The brisket won't take any additional smoke after about 12 hours so if you want to wrap it in foil, and bring it into the house and into your oven at 225 for the other 12 hours, that works just fine!  Keep a temperature probe inserted and keep an eye on it.  It will "Stall" at 165 for awhile but just wait it out... Once it melts away the connective tissues, it will continue to rise!

When it hits 200, it will be done and it will need to "Rest" for 45 minutes or so.  Just take it out of the cooking chamber, cover it with foil and let it sit all by itself.  I know, I know, it looks like a giant black lump of coal... just wait!
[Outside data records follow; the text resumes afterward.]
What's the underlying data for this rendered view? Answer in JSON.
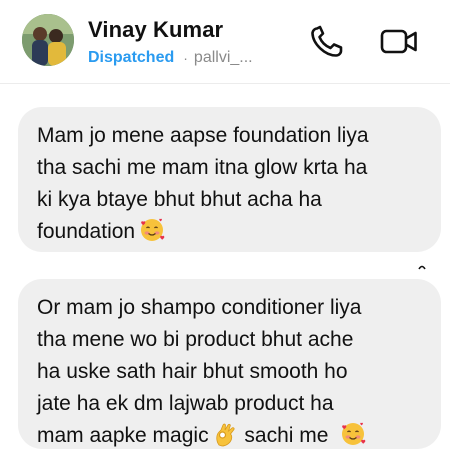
{
  "header": {
    "contact_name": "Vinay Kumar",
    "status_badge": "Dispatched",
    "status_separator": "·",
    "username": "pallvi_..."
  },
  "icons": {
    "avatar": "avatar",
    "call": "phone-icon",
    "video": "video-camera-icon",
    "emoji_smiling_hearts": "smiling-face-with-hearts-emoji",
    "emoji_ok_hand": "ok-hand-emoji"
  },
  "colors": {
    "status_badge": "#2a9bf0",
    "bubble_background": "#efefef",
    "text": "#111111",
    "muted": "#8a8a8a"
  },
  "messages": [
    {
      "text": "Mam jo mene aapse foundation liya\ntha sachi me mam itna glow krta ha\nki kya btaye bhut bhut acha ha\nfoundation"
    },
    {
      "text_part1": "Or  mam jo shampo conditioner liya\ntha mene wo bi product bhut ache\nha uske sath hair bhut smooth ho\njate ha ek dm lajwab product ha\nmam aapke magic",
      "text_part2": " sachi me"
    }
  ]
}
After it's done resting, take a deep breath!  You've worked hard for this moment!  You've soaked, rubbed, rested, and smoked this damn thing for hours and hours!

Start slicing against the grain and behold, you'll have a dark red, fall-apart hunk of homemade pastrami!  Wow, is it ever good!  You've had a Reuben sandwich, right?  It's time to build Reuben's hot cousin; "Rachael!"  Get some think pumpernickel bread, smear on some dressing, a bit of kraut, and then heap on some pastrami while it's still hot... There's no better sandwich in the world!!

Monday, January 26, 2015

"Reverse Searing" - Cooking Steaks Backwards for More Flavor!

Traditionally, cooks prepare their steaks by searing them first over high heat, then baking them in an oven (or in a grill) to develop the inside of the steak to their desired doneness.  Some cooks are reversing this process and they're achieving magnificent results!  Cooking the steak very slowly to the desired doneness first, and THEN grilling a nice crust on it makes for a much larger section of "Medium-Rare" (or whatever you prefer) in the middle, and for a much nicer crust on the exterior, since the steak is already warm when it ultimately hits the fireHave a look at this Filet!  I mean... how "Yum" is this:

You will need:
  • 1 Thick Steak (2" or so should do it)
  • A Grill with direct and indirect surface cooking
  • Seasoning
I started with three beautiful Filet medallions.  I seasoned them on both sides and then I used some of those cool new food-grade silicon rubber-bands to snap some thick slices of bacon around them.  Aren't they cute?  Let these sit, unmolested, on the counter until they come up to room temperature.  While this is happening, it's a good time to pour yourself a nice beverage before going outside to build a fire in your grill.

In this picture, you can see my adult beverage as we patiently wait for the cooking chamber of my smoker to reach 275 degrees.  The fire is lit, the steel is heating up and we're well on our way to 275.  The idea here is to "bake" the steaks at a low temperature until they reach your desired doneness.  In my case, that means Medium Rare and 125 degrees. 

When your cooking chamber (Grill, Smoker, Oven, whatever) hits 275 degrees, lay in your steaks and jab a temperature probe into the center of one, so you'll know exactly when it hits your target temp.  This isn't very exciting.  I mean, you won't hear that satisfying "sizzle" when you lay the steaks on.  Also, it could take up to 45 minutes or an hour for the steaks to reach 125 on the inside.  Discuss time management philosophies with your beverage and wait it out.  Your patience will be rewarded!

Once your steaks hit their target temperature (125 for me), take them off the heat and let them rest (covered with foil) for about ten minutes.  Then, lay them over the hot fire!  Now they will sizzle!  Grill them over hot fire for at least a minute per side, but not for more than 90 seconds.  Disregard the salmon on the indirect side of the grill in this picture... I had a guest who preferred salmon to steak (go figure).

When the steaks come off after the sear, they should have a nice crust on them, and since they were already rested, they should be ready to slice and serve immediately.  Note the juice, the moisture, the perfect level of doneness, the crust... additionally, there was an infusion of a smokey flavor that you wouldn't ordinarily get with a traditional grilling method.

"Reverse Searing" may not be for everyone, but I encourage you to try it at least once.  Ribeye, Filet, and NY Strips are all excellent candidates for a reverse sear.  I know I enjoyed mine a LOT!